5. Brain chill. Another session included students helping me set up a “safe space” for them to use if they really needed to “cool off.” In brain terms, they needed their limbic brain (the emotional brain) to calm down.

6. Fight, flee or freeze. To help facilitate this idea, we discussed the difference between the fight or flight response in which you are trying to defend or save yourself, and the freeze response which can be a total shutdown.

7. The students decided we needed a quiet spot. There was a small “reading room,” which had been a closet, that we used as the safe, calm space. Someone brought in a bean bag chair and others brought pillows.

8. We became more active. We also designated an area at the back of the room where students could do some physical activity to help them destress. This included an exercise mat, jump rope, and even some Legos for small muscle movement. There was also a high stool for students to sit on and swing their legs.

9. We added yoga. One of our faculty members who teaches yoga came in and worked with each class teaching them easy, relaxing stretches. We also found some short videos on the Internet to help with this practice.

10. Stick and Slap! Middle schoolers love to use sticky notes. To handle some stressors, I ask them to write as much as they can on one sticky note explaining their distress. Then they can slap it on their desk or notebook to keep it private, or they can stick it on the bulletin board where others can see it. The act of writing the stressor down seemed to help separate them from the situation, so they could look at it calmly.

We all find that after a little while when we reread our own note, the issue doesn’t seem to be as stressful. If it is, students are encouraged to speak to a fellow student, to me, or to another adult in the building.

The break-up letter is an idea worth considering

I am writing a book on Social Emotional Learning and the Brain in which I will include letters written by students. The letters help them become aware of their emotions and find strategies that will work for them and their individual experiences. I learned a great deal about my students through those letters.

Let’s SEL-ebrate our students. Social Emotional Learning Elicits Brain Responses Appropriate to Experiences.

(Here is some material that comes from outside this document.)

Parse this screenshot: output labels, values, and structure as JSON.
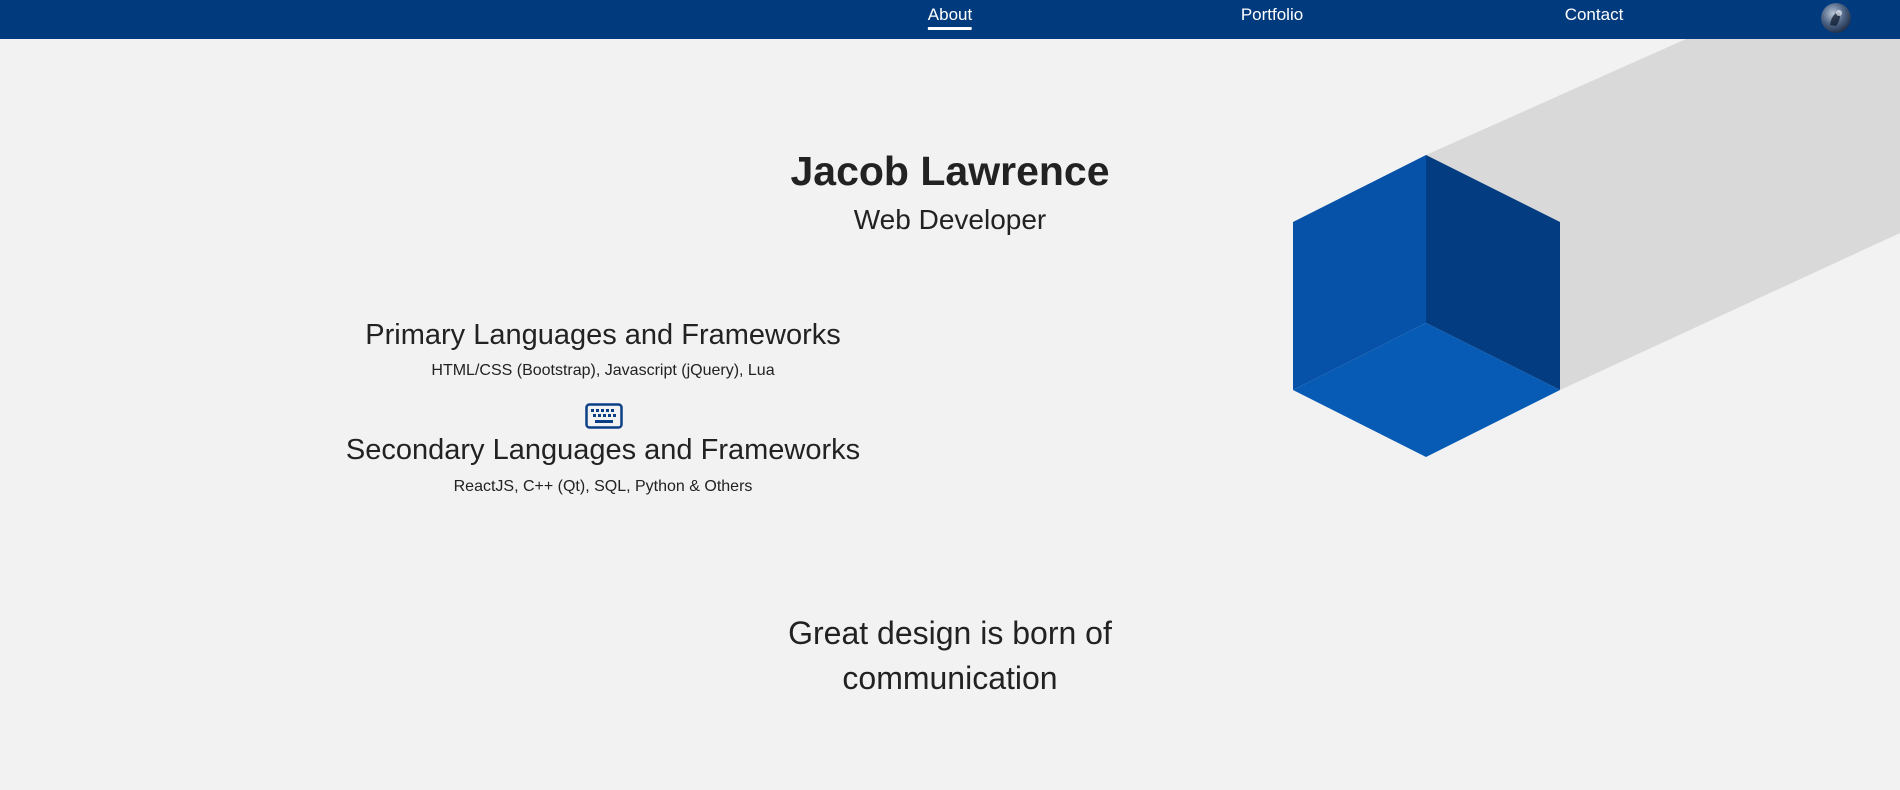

By reducing stress and teaching students how to manage their emotions, we can expect a lot of Celebration!

Marilee Sprenger is a veteran educator, author, professional development specialist, and popular presenter at conferences and trainings. She has provided keynote addresses internationally and specializes in social emotional learning, memory, and the brain.

Sprenger is the author of twelve books on the brain and learning. Her most recent books are How to Teach So Students Remember, 2nd Edition (ASCD, 2018) and 101 Strategies to Make Academic Vocabulary Stick (ASCD, 2016). She has written numerous articles and contributed chapters to several publications. See her other MiddleWeb articles here, including her Top 10 post “The 10-Minute Vocabulary Lesson.” You can reach Marilee at (309) 264-5820, her website, email, or on Twitter @MarileeSprenger.


MiddleWeb is all about the middle grades, with great 4-8 resources, book reviews, and guest posts by educators who support the success of young adolescents. And be sure to subscribe to MiddleWeb SmartBrief for the latest middle grades news & commentary from around the USA.

2 Responses

  1. Kathleen Burkinshaw says:

    Marilee, I love what you are doing with your students!

  2. Dee says:


    Thank you for this post! It not only serves as a reminder for teachers but principals as well.

Leave a Reply

Your email address will not be published. Required fields are marked *

This site uses Akismet to reduce spam. Learn how your comment data is processed.